■ **To do**
Only lines containing the word "true" are needed; pull them out of the material.

• • •

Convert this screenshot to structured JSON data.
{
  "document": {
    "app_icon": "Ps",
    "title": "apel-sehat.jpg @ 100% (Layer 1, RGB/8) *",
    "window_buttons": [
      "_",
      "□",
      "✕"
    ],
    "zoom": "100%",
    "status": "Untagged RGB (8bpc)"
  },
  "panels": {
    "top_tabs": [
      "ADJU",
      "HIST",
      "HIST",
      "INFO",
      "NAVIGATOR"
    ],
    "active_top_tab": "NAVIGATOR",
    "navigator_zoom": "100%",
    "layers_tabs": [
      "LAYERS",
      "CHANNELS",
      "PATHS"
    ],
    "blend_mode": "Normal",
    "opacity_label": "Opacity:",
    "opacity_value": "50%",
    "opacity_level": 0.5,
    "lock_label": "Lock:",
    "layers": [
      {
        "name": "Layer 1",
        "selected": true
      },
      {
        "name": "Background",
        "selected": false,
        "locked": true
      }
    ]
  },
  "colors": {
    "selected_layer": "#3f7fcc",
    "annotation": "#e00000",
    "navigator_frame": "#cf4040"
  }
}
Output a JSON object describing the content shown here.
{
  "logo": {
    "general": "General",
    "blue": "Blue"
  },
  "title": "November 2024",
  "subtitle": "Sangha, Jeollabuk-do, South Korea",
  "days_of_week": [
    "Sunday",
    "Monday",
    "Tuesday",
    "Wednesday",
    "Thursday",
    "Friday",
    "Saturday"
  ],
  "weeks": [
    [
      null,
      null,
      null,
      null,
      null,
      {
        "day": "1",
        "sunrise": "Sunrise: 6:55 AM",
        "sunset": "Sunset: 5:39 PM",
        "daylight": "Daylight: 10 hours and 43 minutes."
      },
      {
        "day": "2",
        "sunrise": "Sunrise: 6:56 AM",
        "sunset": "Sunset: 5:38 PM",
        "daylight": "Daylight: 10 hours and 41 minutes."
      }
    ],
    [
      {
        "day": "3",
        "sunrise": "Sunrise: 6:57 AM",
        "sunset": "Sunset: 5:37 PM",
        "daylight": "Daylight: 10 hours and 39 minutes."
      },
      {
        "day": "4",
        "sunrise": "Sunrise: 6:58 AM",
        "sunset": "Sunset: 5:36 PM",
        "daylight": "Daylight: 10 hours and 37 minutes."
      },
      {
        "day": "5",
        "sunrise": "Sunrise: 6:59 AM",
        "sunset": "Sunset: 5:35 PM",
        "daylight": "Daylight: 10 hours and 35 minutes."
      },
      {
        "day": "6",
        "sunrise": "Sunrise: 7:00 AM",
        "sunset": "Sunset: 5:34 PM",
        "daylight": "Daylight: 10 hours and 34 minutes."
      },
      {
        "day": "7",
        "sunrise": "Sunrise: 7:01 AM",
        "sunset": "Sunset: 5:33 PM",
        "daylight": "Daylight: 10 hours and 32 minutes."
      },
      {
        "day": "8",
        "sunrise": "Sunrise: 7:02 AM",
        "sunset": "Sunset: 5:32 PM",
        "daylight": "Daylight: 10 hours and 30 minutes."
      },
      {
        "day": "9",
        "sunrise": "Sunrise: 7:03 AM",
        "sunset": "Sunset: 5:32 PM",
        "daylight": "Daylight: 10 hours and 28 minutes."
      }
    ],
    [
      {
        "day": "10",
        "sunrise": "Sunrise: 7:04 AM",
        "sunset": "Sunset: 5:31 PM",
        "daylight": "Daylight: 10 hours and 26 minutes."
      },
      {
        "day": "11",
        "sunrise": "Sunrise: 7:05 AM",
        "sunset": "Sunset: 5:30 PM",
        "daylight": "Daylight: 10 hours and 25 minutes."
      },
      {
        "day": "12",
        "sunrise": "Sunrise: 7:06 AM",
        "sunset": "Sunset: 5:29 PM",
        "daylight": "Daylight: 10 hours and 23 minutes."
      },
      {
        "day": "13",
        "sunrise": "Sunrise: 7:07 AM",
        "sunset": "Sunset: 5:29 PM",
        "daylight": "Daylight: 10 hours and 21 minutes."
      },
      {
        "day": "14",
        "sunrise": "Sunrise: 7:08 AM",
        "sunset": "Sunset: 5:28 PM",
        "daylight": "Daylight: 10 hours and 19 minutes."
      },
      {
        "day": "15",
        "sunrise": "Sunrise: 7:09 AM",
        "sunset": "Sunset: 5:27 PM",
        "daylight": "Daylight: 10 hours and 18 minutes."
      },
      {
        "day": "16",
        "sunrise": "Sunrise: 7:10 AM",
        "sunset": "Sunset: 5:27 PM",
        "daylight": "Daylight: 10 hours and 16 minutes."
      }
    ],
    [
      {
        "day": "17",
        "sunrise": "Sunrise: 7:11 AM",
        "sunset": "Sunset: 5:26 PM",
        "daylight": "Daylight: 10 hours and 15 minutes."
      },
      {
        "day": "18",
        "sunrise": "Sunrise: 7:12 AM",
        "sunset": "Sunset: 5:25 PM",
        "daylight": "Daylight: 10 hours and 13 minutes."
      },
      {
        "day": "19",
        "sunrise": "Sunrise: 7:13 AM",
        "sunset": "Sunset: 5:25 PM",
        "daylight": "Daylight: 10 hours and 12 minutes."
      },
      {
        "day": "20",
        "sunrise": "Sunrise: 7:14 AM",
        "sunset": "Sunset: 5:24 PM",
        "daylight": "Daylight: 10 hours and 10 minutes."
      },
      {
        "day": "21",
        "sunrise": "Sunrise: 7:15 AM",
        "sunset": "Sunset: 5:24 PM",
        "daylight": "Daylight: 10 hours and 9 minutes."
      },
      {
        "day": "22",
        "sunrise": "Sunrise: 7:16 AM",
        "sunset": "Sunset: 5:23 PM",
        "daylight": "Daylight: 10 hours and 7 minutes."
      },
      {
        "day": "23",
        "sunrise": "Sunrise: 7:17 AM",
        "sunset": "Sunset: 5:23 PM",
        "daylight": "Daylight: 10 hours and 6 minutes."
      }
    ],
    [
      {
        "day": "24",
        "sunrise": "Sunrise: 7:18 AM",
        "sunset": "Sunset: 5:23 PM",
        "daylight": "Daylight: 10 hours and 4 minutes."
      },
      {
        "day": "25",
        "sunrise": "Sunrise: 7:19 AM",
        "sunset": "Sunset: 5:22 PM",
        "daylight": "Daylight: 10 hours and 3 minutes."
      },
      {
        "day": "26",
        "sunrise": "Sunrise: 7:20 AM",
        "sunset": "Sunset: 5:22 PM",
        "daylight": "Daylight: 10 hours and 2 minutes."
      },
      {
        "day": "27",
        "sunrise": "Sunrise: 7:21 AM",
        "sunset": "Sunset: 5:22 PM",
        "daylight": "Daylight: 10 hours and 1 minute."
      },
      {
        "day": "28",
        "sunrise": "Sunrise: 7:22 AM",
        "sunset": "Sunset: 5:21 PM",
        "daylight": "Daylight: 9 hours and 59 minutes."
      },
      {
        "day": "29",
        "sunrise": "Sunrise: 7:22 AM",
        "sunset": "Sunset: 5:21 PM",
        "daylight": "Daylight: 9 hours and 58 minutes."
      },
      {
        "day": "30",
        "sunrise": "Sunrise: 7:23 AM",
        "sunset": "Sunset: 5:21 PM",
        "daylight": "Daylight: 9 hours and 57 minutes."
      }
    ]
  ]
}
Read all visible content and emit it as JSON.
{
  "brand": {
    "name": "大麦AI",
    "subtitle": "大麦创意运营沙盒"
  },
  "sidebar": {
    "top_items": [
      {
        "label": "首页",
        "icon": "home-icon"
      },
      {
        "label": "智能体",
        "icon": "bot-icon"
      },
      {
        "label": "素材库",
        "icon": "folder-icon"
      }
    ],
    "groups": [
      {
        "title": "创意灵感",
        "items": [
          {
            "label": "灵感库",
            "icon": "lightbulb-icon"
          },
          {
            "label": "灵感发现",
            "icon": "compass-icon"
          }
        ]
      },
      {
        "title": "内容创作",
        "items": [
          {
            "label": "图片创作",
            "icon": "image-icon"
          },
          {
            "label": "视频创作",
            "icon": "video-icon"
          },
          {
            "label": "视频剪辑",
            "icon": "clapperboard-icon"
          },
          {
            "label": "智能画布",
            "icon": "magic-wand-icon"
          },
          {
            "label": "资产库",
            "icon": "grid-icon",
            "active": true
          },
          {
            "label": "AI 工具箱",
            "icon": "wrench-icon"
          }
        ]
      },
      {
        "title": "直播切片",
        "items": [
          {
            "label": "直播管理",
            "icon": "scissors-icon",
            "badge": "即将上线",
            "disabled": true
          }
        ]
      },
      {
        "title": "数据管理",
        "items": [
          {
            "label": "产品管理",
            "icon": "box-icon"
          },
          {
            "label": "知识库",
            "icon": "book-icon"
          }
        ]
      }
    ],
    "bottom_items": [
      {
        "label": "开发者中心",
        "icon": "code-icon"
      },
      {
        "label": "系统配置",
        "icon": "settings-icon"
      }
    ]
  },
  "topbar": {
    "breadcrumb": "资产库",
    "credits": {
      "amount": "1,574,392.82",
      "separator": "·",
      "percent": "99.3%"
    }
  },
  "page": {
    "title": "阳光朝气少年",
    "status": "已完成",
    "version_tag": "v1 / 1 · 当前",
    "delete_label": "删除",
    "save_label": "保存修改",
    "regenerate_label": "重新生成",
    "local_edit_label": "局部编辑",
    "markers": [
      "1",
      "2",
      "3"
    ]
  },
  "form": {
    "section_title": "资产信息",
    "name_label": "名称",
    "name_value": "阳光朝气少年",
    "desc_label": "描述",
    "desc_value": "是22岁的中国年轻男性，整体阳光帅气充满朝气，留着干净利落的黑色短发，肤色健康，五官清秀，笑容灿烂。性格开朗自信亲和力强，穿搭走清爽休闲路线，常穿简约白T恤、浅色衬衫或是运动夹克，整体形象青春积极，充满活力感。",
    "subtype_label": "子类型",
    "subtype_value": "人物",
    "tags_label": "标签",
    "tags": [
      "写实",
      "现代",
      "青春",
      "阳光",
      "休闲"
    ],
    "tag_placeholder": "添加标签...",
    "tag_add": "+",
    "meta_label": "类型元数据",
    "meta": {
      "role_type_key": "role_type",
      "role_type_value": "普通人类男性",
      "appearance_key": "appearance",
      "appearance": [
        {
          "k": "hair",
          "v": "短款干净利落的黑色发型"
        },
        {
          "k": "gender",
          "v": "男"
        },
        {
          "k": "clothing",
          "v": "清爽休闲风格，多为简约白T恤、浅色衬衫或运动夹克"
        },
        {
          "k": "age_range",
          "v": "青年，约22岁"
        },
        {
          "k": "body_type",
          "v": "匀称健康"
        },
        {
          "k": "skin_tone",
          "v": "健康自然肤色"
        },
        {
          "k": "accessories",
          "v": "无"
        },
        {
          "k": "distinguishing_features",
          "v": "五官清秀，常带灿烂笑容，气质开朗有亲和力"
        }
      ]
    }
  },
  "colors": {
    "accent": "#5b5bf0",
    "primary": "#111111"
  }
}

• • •

■ **Result of this task**
        "selected": true
        "locked": true
            "active": true
            "disabled": true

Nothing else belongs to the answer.